The field of travel medicine encompasses a wide variety of disciplines including epidemiology, infectious disease, public health, tropical medicine, high altitude physiology, travel related obstetrics, psychiatry, occupational medicine, military and migration medicine, and environmental health.
Travel medicine can primarily be divided into four main topics: prevention (vaccination and travel advice), assistance (dealing with repatriation and medical treatment of travelers), wilderness medicine (e.g. high-altitude medicine, cruise ship medicine, expedition medicine, etc.) and access to health care, provided by travel insurance.
Travel medicine includes pre-travel consultation and evaluation, contingency planning during travel, and post-travel follow-up and care. Information is provided by the WHO that addresses health issues for travelers for each country as well as the specific health risks of air travel itself. Also, the CDC publishes valuable and up-to-date information. Key areas to consider are vaccination and the seven I's:
Malaria prevention consists of preventing or reducing exposure to mosquitos by using screened rooms, air-conditioning, and nets, and use of repellents (usually DEET). In addition, chemoprophylaxis is started before travel, during the time of potential exposure, and for 4 weeks (chloroquine, doxycycline, or mefloquine) or 7 days (atovaquone/proguanil or primaquine) after leaving the risk area. See detailed CDC site.
The traveler should have a medication kit to provide for necessary and useful medication. Based on circumstances, it should also include malaria prophylaxis, condoms, and medication to combat traveler's diarrhea. In addition, a basic first aid kit can be of use.
Studies have shown there are four main medical problems that travellers develop—diarrhoea or gut problems, respiratory problems, wounds and pain. The medical kit should at least address these common things.

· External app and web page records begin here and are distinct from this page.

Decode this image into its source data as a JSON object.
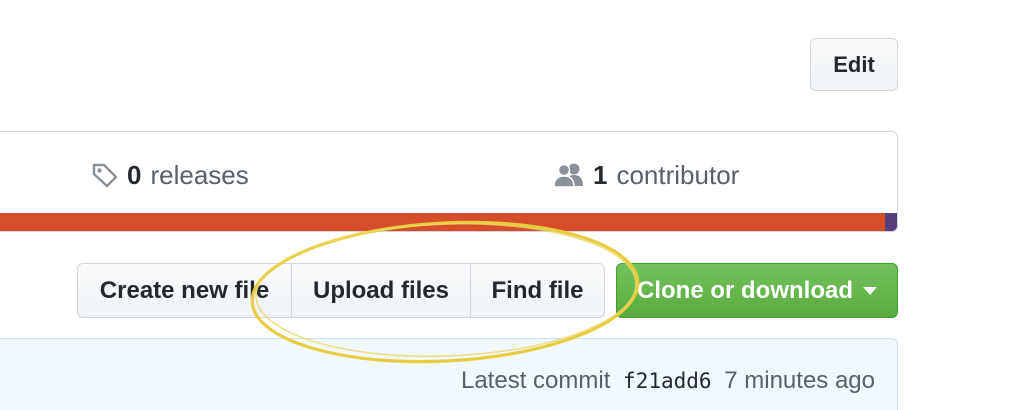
{
  "header": {
    "edit_label": "Edit"
  },
  "summary": {
    "releases": {
      "count": "0",
      "label": "releases",
      "icon": "tag-icon"
    },
    "contributors": {
      "count": "1",
      "label": "contributor",
      "icon": "people-icon"
    }
  },
  "language_bar": {
    "primary_color": "#d54e29",
    "secondary_color": "#563d7c"
  },
  "file_actions": {
    "create_label": "Create new file",
    "upload_label": "Upload files",
    "find_label": "Find file",
    "clone_label": "Clone or download",
    "clone_color": "#5fb545"
  },
  "commit": {
    "prefix": "Latest commit",
    "sha": "f21add6",
    "time": "7 minutes ago"
  },
  "annotation": {
    "color": "#e8cc3f"
  }
}
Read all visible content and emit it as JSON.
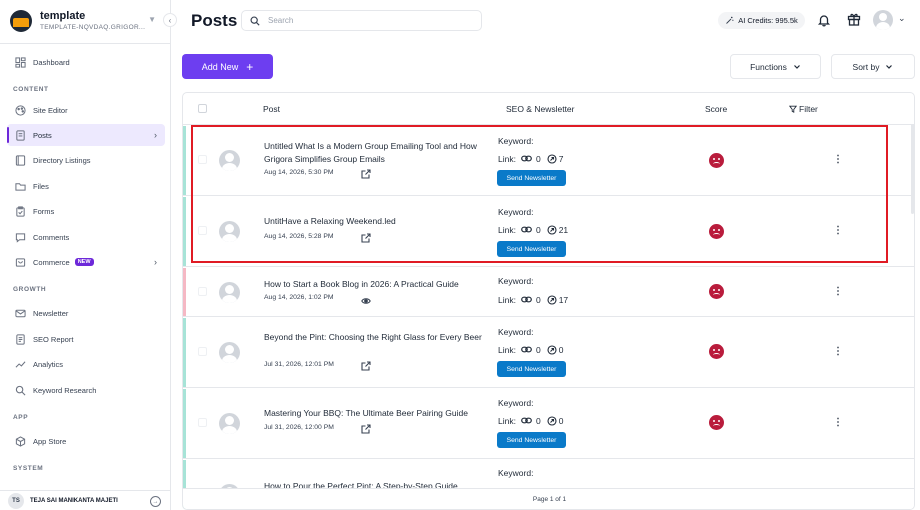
{
  "sidebar": {
    "brand": {
      "name": "template",
      "subtitle": "TEMPLATE-NQVDAQ.GRIGOR..."
    },
    "sections": {
      "content": "CONTENT",
      "growth": "GROWTH",
      "app": "APP",
      "system": "SYSTEM"
    },
    "items": {
      "dashboard": "Dashboard",
      "site_editor": "Site Editor",
      "posts": "Posts",
      "directory": "Directory Listings",
      "files": "Files",
      "forms": "Forms",
      "comments": "Comments",
      "commerce": "Commerce",
      "commerce_badge": "NEW",
      "newsletter": "Newsletter",
      "seo_report": "SEO Report",
      "analytics": "Analytics",
      "keyword_research": "Keyword Research",
      "app_store": "App Store"
    },
    "user": {
      "initials": "TS",
      "name": "TEJA SAI MANIKANTA MAJETI"
    }
  },
  "header": {
    "title": "Posts",
    "search_placeholder": "Search",
    "ai_credits": "AI Credits: 995.5k"
  },
  "toolbar": {
    "add_new": "Add New",
    "functions": "Functions",
    "sort_by": "Sort by"
  },
  "table": {
    "columns": {
      "post": "Post",
      "seo": "SEO & Newsletter",
      "score": "Score",
      "filter": "Filter"
    },
    "keyword_label": "Keyword:",
    "link_label": "Link:",
    "newsletter_button": "Send Newsletter",
    "rows": [
      {
        "title": "Untitled What Is a Modern Group Emailing Tool and How Grigora Simplifies Group Emails",
        "date": "Aug 14, 2026, 5:30 PM",
        "links": "0",
        "refs": "7",
        "accent": "#a7e3d7"
      },
      {
        "title": "UntitHave a Relaxing Weekend.led",
        "date": "Aug 14, 2026, 5:28 PM",
        "links": "0",
        "refs": "21",
        "accent": "#a7e3d7"
      },
      {
        "title": "How to Start a Book Blog in 2026: A Practical Guide",
        "date": "Aug 14, 2026, 1:02 PM",
        "links": "0",
        "refs": "17",
        "accent": "#f5b8c4"
      },
      {
        "title": "Beyond the Pint: Choosing the Right Glass for Every Beer",
        "date": "Jul 31, 2026, 12:01 PM",
        "links": "0",
        "refs": "0",
        "accent": "#a7e3d7"
      },
      {
        "title": "Mastering Your BBQ: The Ultimate Beer Pairing Guide",
        "date": "Jul 31, 2026, 12:00 PM",
        "links": "0",
        "refs": "0",
        "accent": "#a7e3d7"
      },
      {
        "title": "How to Pour the Perfect Pint: A Step-by-Step Guide",
        "date": "",
        "links": "",
        "refs": "",
        "accent": "#a7e3d7"
      }
    ],
    "pagination": "Page 1 of 1"
  }
}
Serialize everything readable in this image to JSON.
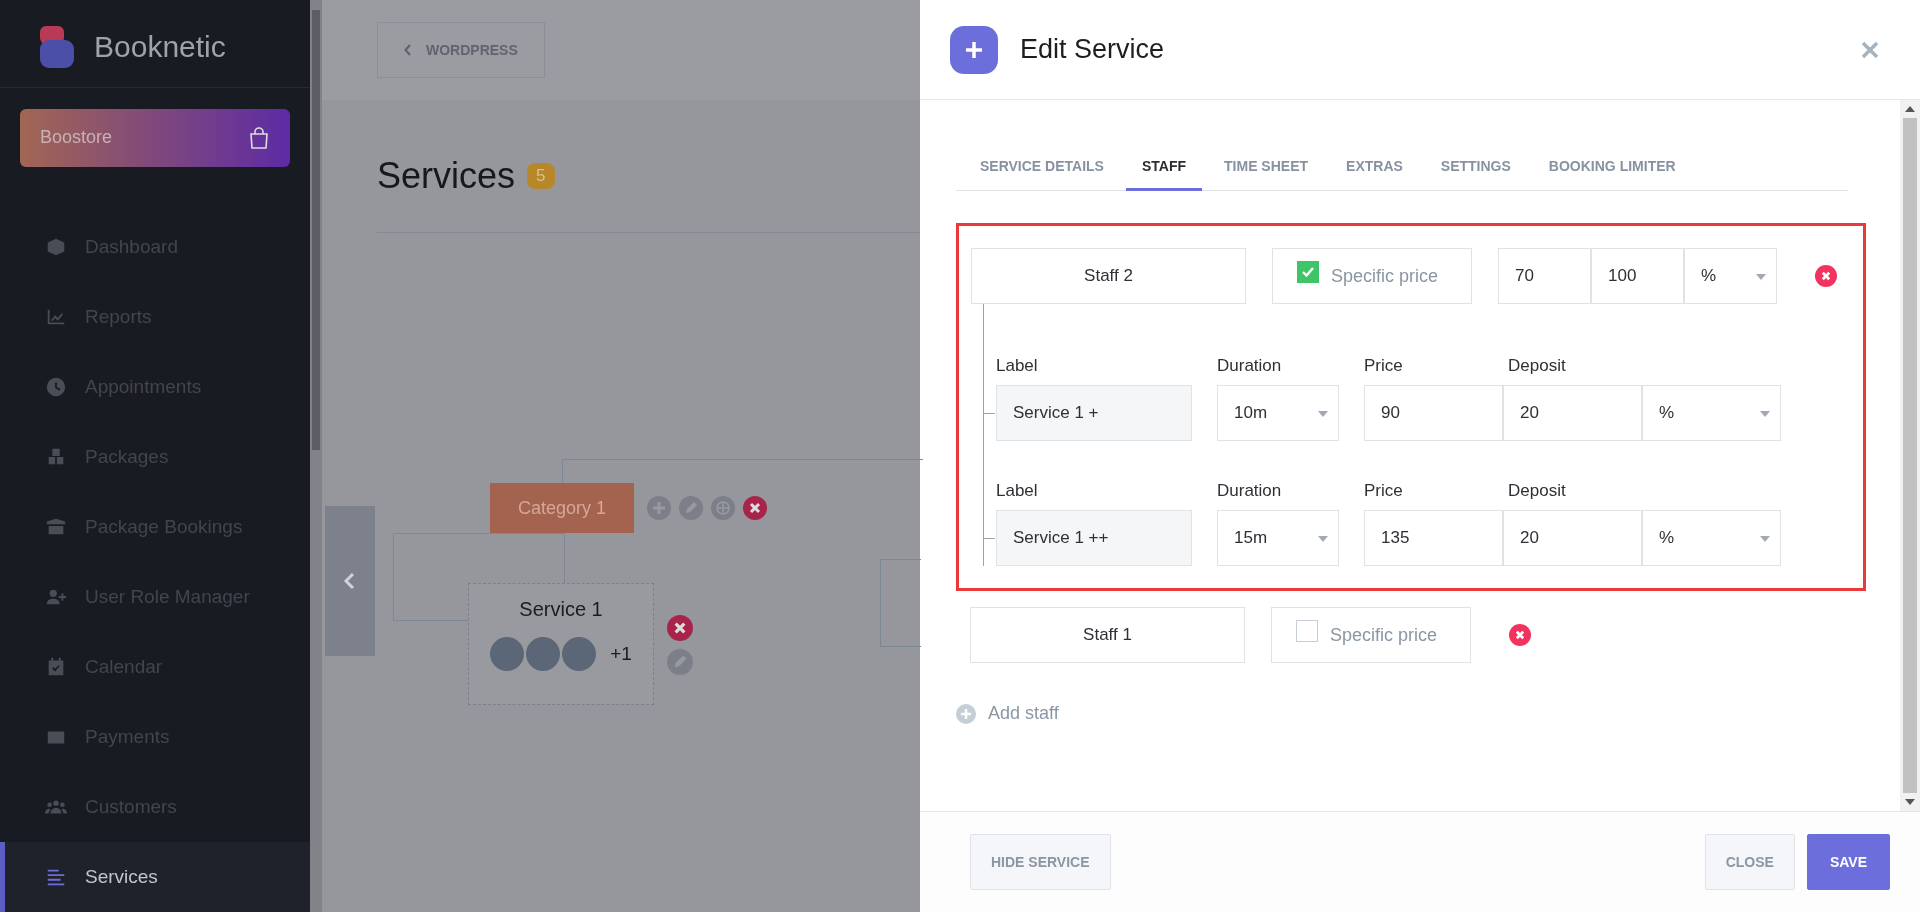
{
  "sidebar": {
    "brand": "Booknetic",
    "store": "Boostore",
    "items": [
      {
        "label": "Dashboard",
        "selected": false
      },
      {
        "label": "Reports",
        "selected": false
      },
      {
        "label": "Appointments",
        "selected": false
      },
      {
        "label": "Packages",
        "selected": false
      },
      {
        "label": "Package Bookings",
        "selected": false
      },
      {
        "label": "User Role Manager",
        "selected": false
      },
      {
        "label": "Calendar",
        "selected": false
      },
      {
        "label": "Payments",
        "selected": false
      },
      {
        "label": "Customers",
        "selected": false
      },
      {
        "label": "Services",
        "selected": true
      }
    ]
  },
  "main": {
    "back_button": "WORDPRESS",
    "title": "Services",
    "count": "5",
    "category": "Category 1",
    "service": {
      "name": "Service 1",
      "more_staff": "+1"
    }
  },
  "modal": {
    "title": "Edit Service",
    "tabs": [
      {
        "label": "SERVICE DETAILS",
        "selected": false
      },
      {
        "label": "STAFF",
        "selected": true
      },
      {
        "label": "TIME SHEET",
        "selected": false
      },
      {
        "label": "EXTRAS",
        "selected": false
      },
      {
        "label": "SETTINGS",
        "selected": false
      },
      {
        "label": "BOOKING LIMITER",
        "selected": false
      }
    ],
    "staff": [
      {
        "name": "Staff 2",
        "specific_price_label": "Specific price",
        "specific_price": true,
        "highlighted": true,
        "price": "70",
        "deposit": "100",
        "deposit_type": "%",
        "variants": [
          {
            "labels": [
              "Label",
              "Duration",
              "Price",
              "Deposit"
            ],
            "label": "Service 1 +",
            "duration": "10m",
            "price": "90",
            "deposit": "20",
            "deposit_type": "%"
          },
          {
            "labels": [
              "Label",
              "Duration",
              "Price",
              "Deposit"
            ],
            "label": "Service 1 ++",
            "duration": "15m",
            "price": "135",
            "deposit": "20",
            "deposit_type": "%"
          }
        ]
      },
      {
        "name": "Staff 1",
        "specific_price_label": "Specific price",
        "specific_price": false,
        "highlighted": false
      }
    ],
    "add_staff": "Add staff",
    "footer": {
      "hide": "HIDE SERVICE",
      "close": "CLOSE",
      "save": "SAVE"
    }
  }
}
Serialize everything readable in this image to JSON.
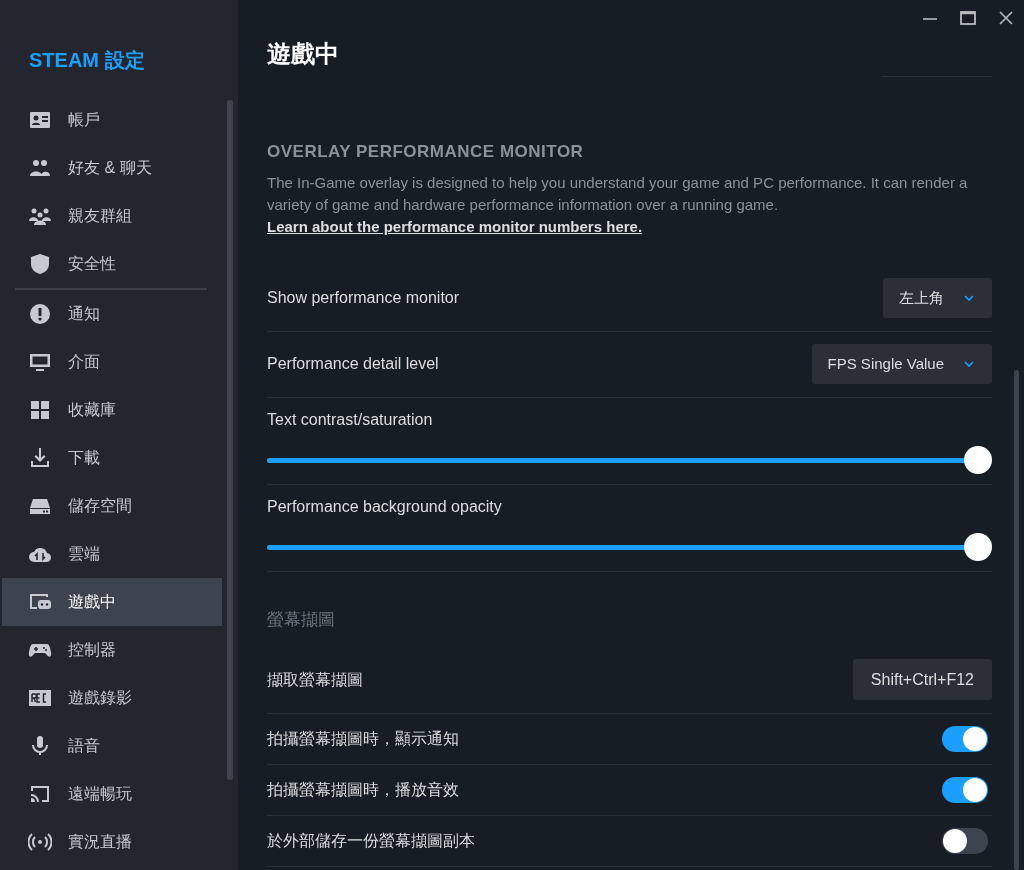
{
  "sidebar": {
    "title": "STEAM 設定",
    "items": [
      {
        "label": "帳戶",
        "selected": false
      },
      {
        "label": "好友 & 聊天",
        "selected": false
      },
      {
        "label": "親友群組",
        "selected": false
      },
      {
        "label": "安全性",
        "selected": false
      },
      {
        "label": "通知",
        "selected": false
      },
      {
        "label": "介面",
        "selected": false
      },
      {
        "label": "收藏庫",
        "selected": false
      },
      {
        "label": "下載",
        "selected": false
      },
      {
        "label": "儲存空間",
        "selected": false
      },
      {
        "label": "雲端",
        "selected": false
      },
      {
        "label": "遊戲中",
        "selected": true
      },
      {
        "label": "控制器",
        "selected": false
      },
      {
        "label": "遊戲錄影",
        "selected": false
      },
      {
        "label": "語音",
        "selected": false
      },
      {
        "label": "遠端暢玩",
        "selected": false
      },
      {
        "label": "實況直播",
        "selected": false
      }
    ]
  },
  "page": {
    "title": "遊戲中",
    "section_heading": "OVERLAY PERFORMANCE MONITOR",
    "description": "The In-Game overlay is designed to help you understand your game and PC performance. It can render a variety of game and hardware performance information over a running game.",
    "description_link": "Learn about the performance monitor numbers here.",
    "settings": [
      {
        "kind": "dropdown",
        "label": "Show performance monitor",
        "value": "左上角"
      },
      {
        "kind": "dropdown",
        "label": "Performance detail level",
        "value": "FPS Single Value"
      },
      {
        "kind": "slider",
        "label": "Text contrast/saturation",
        "level": 1
      },
      {
        "kind": "slider",
        "label": "Performance background opacity",
        "level": 1
      },
      {
        "kind": "heading",
        "label": "螢幕擷圖"
      },
      {
        "kind": "hotkey",
        "label": "擷取螢幕擷圖",
        "value": "Shift+Ctrl+F12"
      },
      {
        "kind": "toggle",
        "label": "拍攝螢幕擷圖時，顯示通知",
        "on": true
      },
      {
        "kind": "toggle",
        "label": "拍攝螢幕擷圖時，播放音效",
        "on": true
      },
      {
        "kind": "toggle",
        "label": "於外部儲存一份螢幕擷圖副本",
        "on": false
      }
    ]
  }
}
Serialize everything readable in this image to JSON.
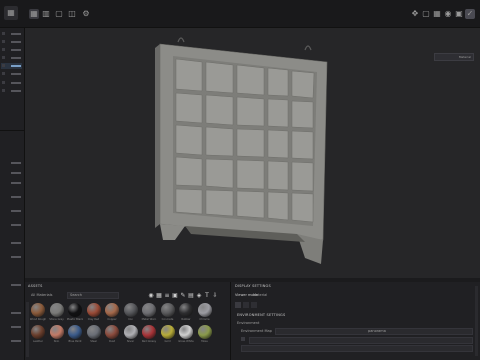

Research has also shown that the best treatment for travellers diarrhoea is to take an antibiotic (e.g. ciprofloxacin) plus a stopper (e.g. loperamide). Due to bacterial resistance, different parts of the world require different antibiotics. It is best to consult a travel doctor to sort out the best medical kit for the exact destination and medical history of the person travelling.